● Description of the task
Report the number of lines in the entries below that include the word "мысли", and nothing else.

● The input
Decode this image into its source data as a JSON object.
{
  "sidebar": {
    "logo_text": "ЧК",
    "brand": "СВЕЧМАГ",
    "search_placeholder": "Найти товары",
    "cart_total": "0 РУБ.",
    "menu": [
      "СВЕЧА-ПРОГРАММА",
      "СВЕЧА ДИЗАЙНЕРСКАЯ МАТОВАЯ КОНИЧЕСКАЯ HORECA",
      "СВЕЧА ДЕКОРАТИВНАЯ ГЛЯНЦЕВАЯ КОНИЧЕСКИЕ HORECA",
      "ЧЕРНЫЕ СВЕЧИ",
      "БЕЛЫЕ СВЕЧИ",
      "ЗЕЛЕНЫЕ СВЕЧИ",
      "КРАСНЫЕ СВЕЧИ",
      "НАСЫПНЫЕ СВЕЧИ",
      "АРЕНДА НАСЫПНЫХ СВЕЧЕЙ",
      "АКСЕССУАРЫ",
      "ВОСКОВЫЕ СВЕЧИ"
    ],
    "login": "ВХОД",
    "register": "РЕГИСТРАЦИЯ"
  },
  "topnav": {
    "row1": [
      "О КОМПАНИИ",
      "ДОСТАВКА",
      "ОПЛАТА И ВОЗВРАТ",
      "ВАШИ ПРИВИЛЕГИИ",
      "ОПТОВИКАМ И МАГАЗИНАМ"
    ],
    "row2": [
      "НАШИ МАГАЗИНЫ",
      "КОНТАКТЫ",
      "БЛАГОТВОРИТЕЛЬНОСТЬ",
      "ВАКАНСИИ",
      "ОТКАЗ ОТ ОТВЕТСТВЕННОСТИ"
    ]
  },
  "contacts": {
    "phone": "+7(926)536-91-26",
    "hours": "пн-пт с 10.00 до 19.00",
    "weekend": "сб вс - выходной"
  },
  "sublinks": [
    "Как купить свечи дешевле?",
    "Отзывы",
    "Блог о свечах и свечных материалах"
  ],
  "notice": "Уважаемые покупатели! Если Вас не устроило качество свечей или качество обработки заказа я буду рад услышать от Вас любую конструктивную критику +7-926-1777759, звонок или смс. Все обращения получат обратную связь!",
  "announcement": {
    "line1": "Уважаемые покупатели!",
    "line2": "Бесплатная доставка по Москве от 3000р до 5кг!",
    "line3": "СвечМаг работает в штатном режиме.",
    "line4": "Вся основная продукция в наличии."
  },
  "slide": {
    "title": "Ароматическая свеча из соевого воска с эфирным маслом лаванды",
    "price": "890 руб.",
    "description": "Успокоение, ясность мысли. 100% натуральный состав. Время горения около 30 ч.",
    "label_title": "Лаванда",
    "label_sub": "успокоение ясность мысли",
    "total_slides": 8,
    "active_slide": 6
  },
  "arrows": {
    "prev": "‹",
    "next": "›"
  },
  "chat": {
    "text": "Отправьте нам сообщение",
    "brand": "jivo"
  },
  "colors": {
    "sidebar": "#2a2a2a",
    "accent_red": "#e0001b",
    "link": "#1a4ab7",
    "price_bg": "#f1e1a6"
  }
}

● Response area
2